→ **YOUR GOAL**
From the first entry to the last, copy everything exactly except the pictures.

→ **RECORDED INFORMATION**
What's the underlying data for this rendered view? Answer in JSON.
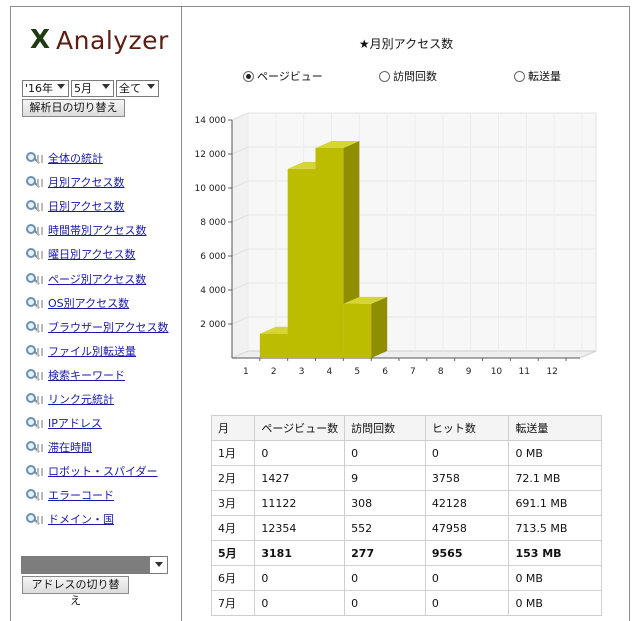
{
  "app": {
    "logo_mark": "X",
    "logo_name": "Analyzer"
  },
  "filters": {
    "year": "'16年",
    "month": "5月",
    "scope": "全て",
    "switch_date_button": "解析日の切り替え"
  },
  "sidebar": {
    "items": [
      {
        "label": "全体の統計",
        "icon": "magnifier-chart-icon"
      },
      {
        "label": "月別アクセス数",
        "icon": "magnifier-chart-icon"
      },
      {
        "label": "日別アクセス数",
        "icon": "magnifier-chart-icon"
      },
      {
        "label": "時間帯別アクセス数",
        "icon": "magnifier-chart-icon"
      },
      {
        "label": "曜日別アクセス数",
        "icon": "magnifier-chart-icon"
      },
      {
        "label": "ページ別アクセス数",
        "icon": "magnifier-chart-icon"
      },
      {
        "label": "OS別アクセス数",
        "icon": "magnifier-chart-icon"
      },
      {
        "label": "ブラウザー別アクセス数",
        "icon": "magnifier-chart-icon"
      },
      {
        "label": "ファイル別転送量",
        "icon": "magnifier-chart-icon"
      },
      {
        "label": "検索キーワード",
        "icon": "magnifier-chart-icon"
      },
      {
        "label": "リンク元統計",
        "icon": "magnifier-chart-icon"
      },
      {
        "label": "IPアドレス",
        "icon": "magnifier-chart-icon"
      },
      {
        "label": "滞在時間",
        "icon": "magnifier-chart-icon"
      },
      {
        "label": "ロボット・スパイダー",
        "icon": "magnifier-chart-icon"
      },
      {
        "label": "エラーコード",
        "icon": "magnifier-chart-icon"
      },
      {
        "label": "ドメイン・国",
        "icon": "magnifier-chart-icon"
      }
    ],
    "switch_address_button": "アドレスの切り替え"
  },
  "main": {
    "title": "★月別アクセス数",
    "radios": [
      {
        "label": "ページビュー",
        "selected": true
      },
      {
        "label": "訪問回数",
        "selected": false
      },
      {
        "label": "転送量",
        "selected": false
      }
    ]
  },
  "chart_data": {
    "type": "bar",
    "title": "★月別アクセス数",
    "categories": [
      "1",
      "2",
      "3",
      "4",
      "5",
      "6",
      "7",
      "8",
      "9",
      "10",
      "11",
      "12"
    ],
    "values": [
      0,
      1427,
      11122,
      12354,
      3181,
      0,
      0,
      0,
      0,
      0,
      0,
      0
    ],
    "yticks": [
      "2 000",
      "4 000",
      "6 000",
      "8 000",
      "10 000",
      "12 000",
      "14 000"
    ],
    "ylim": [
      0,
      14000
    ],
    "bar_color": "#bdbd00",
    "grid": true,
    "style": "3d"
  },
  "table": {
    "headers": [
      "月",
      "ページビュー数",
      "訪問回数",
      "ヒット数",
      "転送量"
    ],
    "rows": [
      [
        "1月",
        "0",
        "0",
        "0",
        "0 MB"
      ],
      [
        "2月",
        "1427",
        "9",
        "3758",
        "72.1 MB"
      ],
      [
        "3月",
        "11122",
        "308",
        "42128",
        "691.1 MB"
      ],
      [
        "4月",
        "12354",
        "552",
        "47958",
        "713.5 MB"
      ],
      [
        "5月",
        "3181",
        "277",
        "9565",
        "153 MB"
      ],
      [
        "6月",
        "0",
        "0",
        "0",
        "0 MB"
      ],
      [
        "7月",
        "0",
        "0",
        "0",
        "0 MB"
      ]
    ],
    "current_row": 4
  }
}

→ **OUTPUT FOR THIS TASK**
What's the underlying data for this rendered view? Answer in JSON.
{
  "app": {
    "logo_mark": "X",
    "logo_name": "Analyzer"
  },
  "filters": {
    "year": "'16年",
    "month": "5月",
    "scope": "全て",
    "switch_date_button": "解析日の切り替え"
  },
  "sidebar": {
    "items": [
      {
        "label": "全体の統計",
        "icon": "magnifier-chart-icon"
      },
      {
        "label": "月別アクセス数",
        "icon": "magnifier-chart-icon"
      },
      {
        "label": "日別アクセス数",
        "icon": "magnifier-chart-icon"
      },
      {
        "label": "時間帯別アクセス数",
        "icon": "magnifier-chart-icon"
      },
      {
        "label": "曜日別アクセス数",
        "icon": "magnifier-chart-icon"
      },
      {
        "label": "ページ別アクセス数",
        "icon": "magnifier-chart-icon"
      },
      {
        "label": "OS別アクセス数",
        "icon": "magnifier-chart-icon"
      },
      {
        "label": "ブラウザー別アクセス数",
        "icon": "magnifier-chart-icon"
      },
      {
        "label": "ファイル別転送量",
        "icon": "magnifier-chart-icon"
      },
      {
        "label": "検索キーワード",
        "icon": "magnifier-chart-icon"
      },
      {
        "label": "リンク元統計",
        "icon": "magnifier-chart-icon"
      },
      {
        "label": "IPアドレス",
        "icon": "magnifier-chart-icon"
      },
      {
        "label": "滞在時間",
        "icon": "magnifier-chart-icon"
      },
      {
        "label": "ロボット・スパイダー",
        "icon": "magnifier-chart-icon"
      },
      {
        "label": "エラーコード",
        "icon": "magnifier-chart-icon"
      },
      {
        "label": "ドメイン・国",
        "icon": "magnifier-chart-icon"
      }
    ],
    "switch_address_button": "アドレスの切り替え"
  },
  "main": {
    "title": "★月別アクセス数",
    "radios": [
      {
        "label": "ページビュー",
        "selected": true
      },
      {
        "label": "訪問回数",
        "selected": false
      },
      {
        "label": "転送量",
        "selected": false
      }
    ]
  },
  "chart_data": {
    "type": "bar",
    "title": "★月別アクセス数",
    "categories": [
      "1",
      "2",
      "3",
      "4",
      "5",
      "6",
      "7",
      "8",
      "9",
      "10",
      "11",
      "12"
    ],
    "values": [
      0,
      1427,
      11122,
      12354,
      3181,
      0,
      0,
      0,
      0,
      0,
      0,
      0
    ],
    "yticks": [
      "2 000",
      "4 000",
      "6 000",
      "8 000",
      "10 000",
      "12 000",
      "14 000"
    ],
    "ylim": [
      0,
      14000
    ],
    "bar_color": "#bdbd00",
    "grid": true,
    "style": "3d"
  },
  "table": {
    "headers": [
      "月",
      "ページビュー数",
      "訪問回数",
      "ヒット数",
      "転送量"
    ],
    "rows": [
      [
        "1月",
        "0",
        "0",
        "0",
        "0 MB"
      ],
      [
        "2月",
        "1427",
        "9",
        "3758",
        "72.1 MB"
      ],
      [
        "3月",
        "11122",
        "308",
        "42128",
        "691.1 MB"
      ],
      [
        "4月",
        "12354",
        "552",
        "47958",
        "713.5 MB"
      ],
      [
        "5月",
        "3181",
        "277",
        "9565",
        "153 MB"
      ],
      [
        "6月",
        "0",
        "0",
        "0",
        "0 MB"
      ],
      [
        "7月",
        "0",
        "0",
        "0",
        "0 MB"
      ]
    ],
    "current_row": 4
  }
}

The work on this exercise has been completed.